= TRY IT =
Search the records below for the word "Windows". Copy each line where it occurs.

● ● ● ● ●

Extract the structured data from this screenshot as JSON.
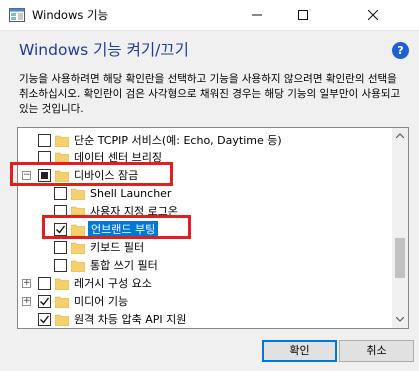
{
  "window": {
    "title": "Windows 기능",
    "minimize_label": "—",
    "close_label": "✕"
  },
  "heading": {
    "title": "Windows 기능 켜기/끄기",
    "help_label": "?"
  },
  "description": "기능을 사용하려면 해당 확인란을 선택하고 기능을 사용하지 않으려면 확인란의 선택을 취소하십시오. 확인란이 검은 사각형으로 채워진 경우는 해당 기능의 일부만이 사용되고 있는 것입니다.",
  "tree": {
    "items": [
      {
        "label": "단순 TCPIP 서비스(예: Echo, Daytime 등)",
        "state": "unchecked",
        "expander": ""
      },
      {
        "label": "데이터 센터 브리징",
        "state": "unchecked",
        "expander": ""
      },
      {
        "label": "디바이스 잠금",
        "state": "partial",
        "expander": "−"
      },
      {
        "label": "Shell Launcher",
        "state": "unchecked",
        "expander": ""
      },
      {
        "label": "사용자 지정 로그온",
        "state": "unchecked",
        "expander": ""
      },
      {
        "label": "언브랜드 부팅",
        "state": "checked",
        "expander": ""
      },
      {
        "label": "키보드 필터",
        "state": "unchecked",
        "expander": ""
      },
      {
        "label": "통합 쓰기 필터",
        "state": "unchecked",
        "expander": ""
      },
      {
        "label": "레거시 구성 요소",
        "state": "unchecked",
        "expander": "+"
      },
      {
        "label": "미디어 기능",
        "state": "checked",
        "expander": "+"
      },
      {
        "label": "원격 차등 압축 API 지원",
        "state": "checked",
        "expander": ""
      }
    ]
  },
  "buttons": {
    "ok_label": "확인",
    "cancel_label": "취소"
  },
  "colors": {
    "heading": "#1f3c99",
    "selection": "#0078d7",
    "highlight": "#e21f1f",
    "folder": "#f5d06e"
  }
}
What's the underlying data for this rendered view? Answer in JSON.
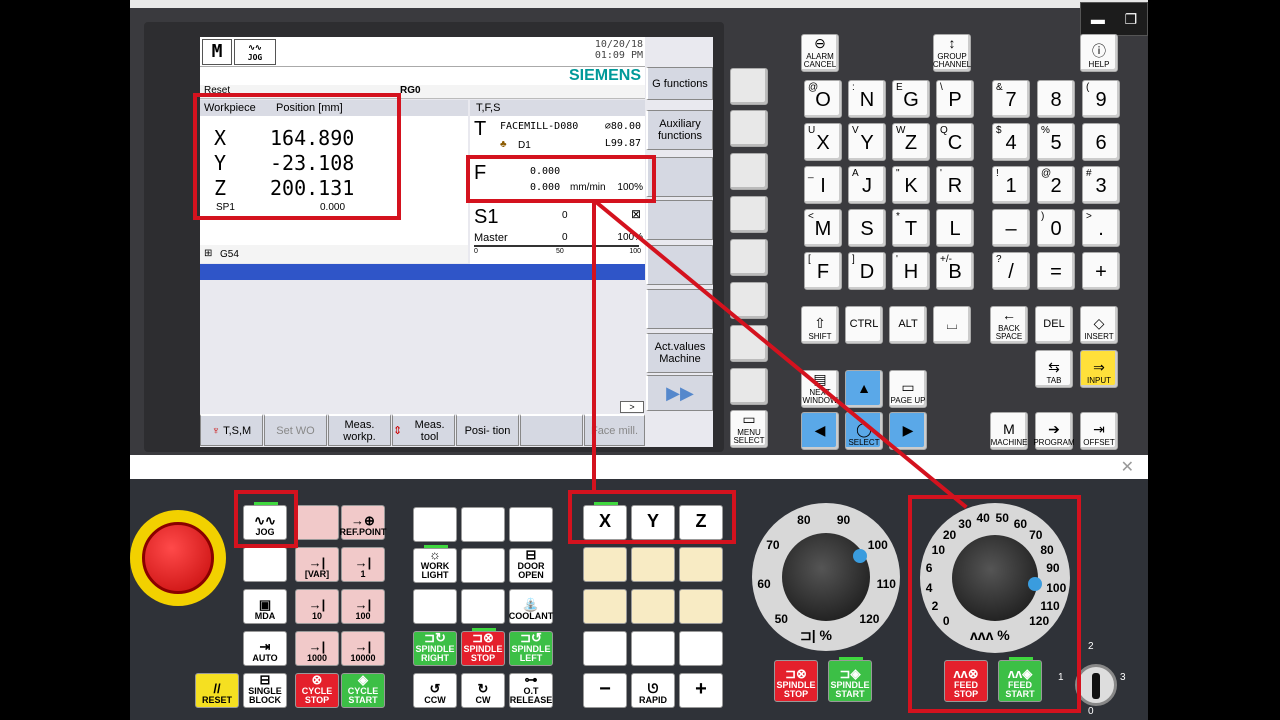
{
  "window_controls": {
    "minimize": "▬",
    "restore": "❐"
  },
  "hmi": {
    "date": "10/20/18",
    "time": "01:09 PM",
    "brand": "SIEMENS",
    "jog_label": "JOG",
    "mode_icon": "M",
    "reset_text": "Reset",
    "prog_frag": "RG0",
    "workpiece": {
      "header_col1": "Workpiece",
      "header_col2": "Position [mm]",
      "axes": [
        {
          "name": "X",
          "value": "164.890"
        },
        {
          "name": "Y",
          "value": "-23.108"
        },
        {
          "name": "Z",
          "value": "200.131"
        }
      ],
      "spindle_label": "SP1",
      "spindle_value": "0.000"
    },
    "tfs": {
      "header": "T,F,S",
      "tool_letter": "T",
      "tool_name": "FACEMILL-D080",
      "tool_dia": "⌀80.00",
      "d_label": "D1",
      "length": "L99.87",
      "f_letter": "F",
      "f_value1": "0.000",
      "f_value2": "0.000",
      "f_unit": "mm/min",
      "f_pct": "100%",
      "s_letter": "S1",
      "s_value": "0",
      "s_master": "Master",
      "s_value2": "0",
      "s_pct": "100%",
      "scale0": "0",
      "scale50": "50",
      "scale100": "100"
    },
    "offset": "G54",
    "vsoft": [
      "G functions",
      "Auxiliary functions",
      "",
      "",
      "",
      "",
      "Act.values Machine"
    ],
    "hsoft": [
      "T,S,M",
      "Set WO",
      "Meas. workp.",
      "Meas. tool",
      "Posi- tion",
      "",
      "Face mill."
    ],
    "more": ">"
  },
  "side_keys": {
    "menu_select": "MENU SELECT"
  },
  "keyboard": {
    "alarm_cancel": "ALARM CANCEL",
    "group_channel": "GROUP CHANNEL",
    "help": "HELP",
    "letters": [
      {
        "k": "O",
        "s": "@"
      },
      {
        "k": "N",
        "s": ":"
      },
      {
        "k": "G",
        "s": "E"
      },
      {
        "k": "P",
        "s": "\\"
      },
      {
        "k": "X",
        "s": "U"
      },
      {
        "k": "Y",
        "s": "V"
      },
      {
        "k": "Z",
        "s": "W"
      },
      {
        "k": "C",
        "s": "Q"
      },
      {
        "k": "I",
        "s": "_"
      },
      {
        "k": "J",
        "s": "A"
      },
      {
        "k": "K",
        "s": "\""
      },
      {
        "k": "R",
        "s": "'"
      },
      {
        "k": "M",
        "s": "<"
      },
      {
        "k": "S",
        "s": ""
      },
      {
        "k": "T",
        "s": "*"
      },
      {
        "k": "L",
        "s": ""
      },
      {
        "k": "F",
        "s": "["
      },
      {
        "k": "D",
        "s": "]"
      },
      {
        "k": "H",
        "s": "'"
      },
      {
        "k": "B",
        "s": "+/-"
      }
    ],
    "numbers": [
      {
        "k": "7",
        "s": "&"
      },
      {
        "k": "8",
        "s": ""
      },
      {
        "k": "9",
        "s": "("
      },
      {
        "k": "4",
        "s": "$"
      },
      {
        "k": "5",
        "s": "%"
      },
      {
        "k": "6",
        "s": ""
      },
      {
        "k": "1",
        "s": "!"
      },
      {
        "k": "2",
        "s": "@"
      },
      {
        "k": "3",
        "s": "#"
      },
      {
        "k": "–",
        "s": ""
      },
      {
        "k": "0",
        "s": ")"
      },
      {
        "k": ".",
        "s": ">"
      },
      {
        "k": "/",
        "s": "?"
      },
      {
        "k": "=",
        "s": ""
      },
      {
        "k": "+",
        "s": ""
      }
    ],
    "shift": "SHIFT",
    "ctrl": "CTRL",
    "alt": "ALT",
    "back_space": "BACK SPACE",
    "del": "DEL",
    "insert": "INSERT",
    "tab": "TAB",
    "input": "INPUT",
    "next_window": "NEXT WINDOW",
    "page_up": "PAGE UP",
    "select": "SELECT",
    "machine": "MACHINE",
    "program": "PROGRAM",
    "offset": "OFFSET"
  },
  "op_panel": {
    "jog": "JOG",
    "ref_point": "REF.POINT",
    "var": "[VAR]",
    "one": "1",
    "mda": "MDA",
    "ten": "10",
    "hundred": "100",
    "auto": "AUTO",
    "thousand": "1000",
    "tenthousand": "10000",
    "reset": "RESET",
    "single_block": "SINGLE BLOCK",
    "cycle_stop": "CYCLE STOP",
    "cycle_start": "CYCLE START",
    "work_light": "WORK LIGHT",
    "door_open": "DOOR OPEN",
    "coolant": "COOLANT",
    "spindle_right": "SPINDLE RIGHT",
    "spindle_stop": "SPINDLE STOP",
    "spindle_left": "SPINDLE LEFT",
    "ccw": "CCW",
    "cw": "CW",
    "ot_release": "O.T RELEASE",
    "x": "X",
    "y": "Y",
    "z": "Z",
    "minus": "−",
    "rapid": "RAPID",
    "plus": "+",
    "spindle_dial": {
      "labels": [
        "50",
        "60",
        "70",
        "80",
        "90",
        "100",
        "110",
        "120"
      ],
      "unit": "%",
      "level_pct": 100
    },
    "feed_dial": {
      "labels": [
        "0",
        "2",
        "4",
        "6",
        "10",
        "20",
        "30",
        "40",
        "50",
        "60",
        "70",
        "80",
        "90",
        "100",
        "110",
        "120"
      ],
      "unit": "%",
      "level_pct": 100
    },
    "spindle_stop2": "SPINDLE STOP",
    "spindle_start": "SPINDLE START",
    "feed_stop": "FEED STOP",
    "feed_start": "FEED START",
    "key_positions": [
      "0",
      "1",
      "2",
      "3"
    ]
  }
}
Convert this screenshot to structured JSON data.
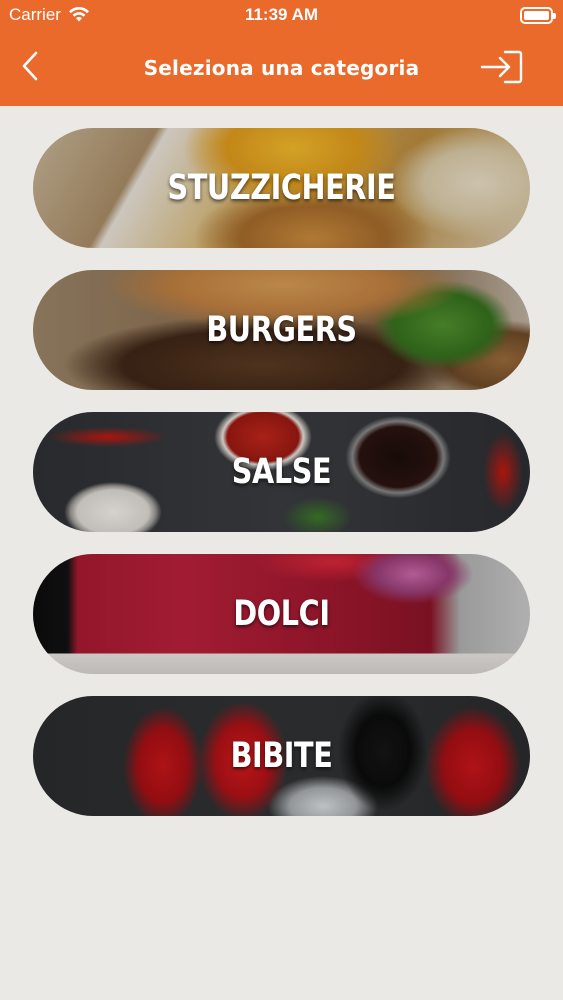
{
  "status_bar": {
    "carrier": "Carrier",
    "time": "11:39 AM"
  },
  "nav": {
    "title": "Seleziona una categoria",
    "back_icon": "chevron-left-icon",
    "logout_icon": "sign-out-icon",
    "background_color": "#ea6a2c"
  },
  "categories": [
    {
      "label": "STUZZICHERIE"
    },
    {
      "label": "BURGERS"
    },
    {
      "label": "SALSE"
    },
    {
      "label": "DOLCI"
    },
    {
      "label": "BIBITE"
    }
  ]
}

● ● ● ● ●

= RESPONSE BOX =
    "title": "Windows 기능",
    "title": "Windows 기능 켜기/끄기",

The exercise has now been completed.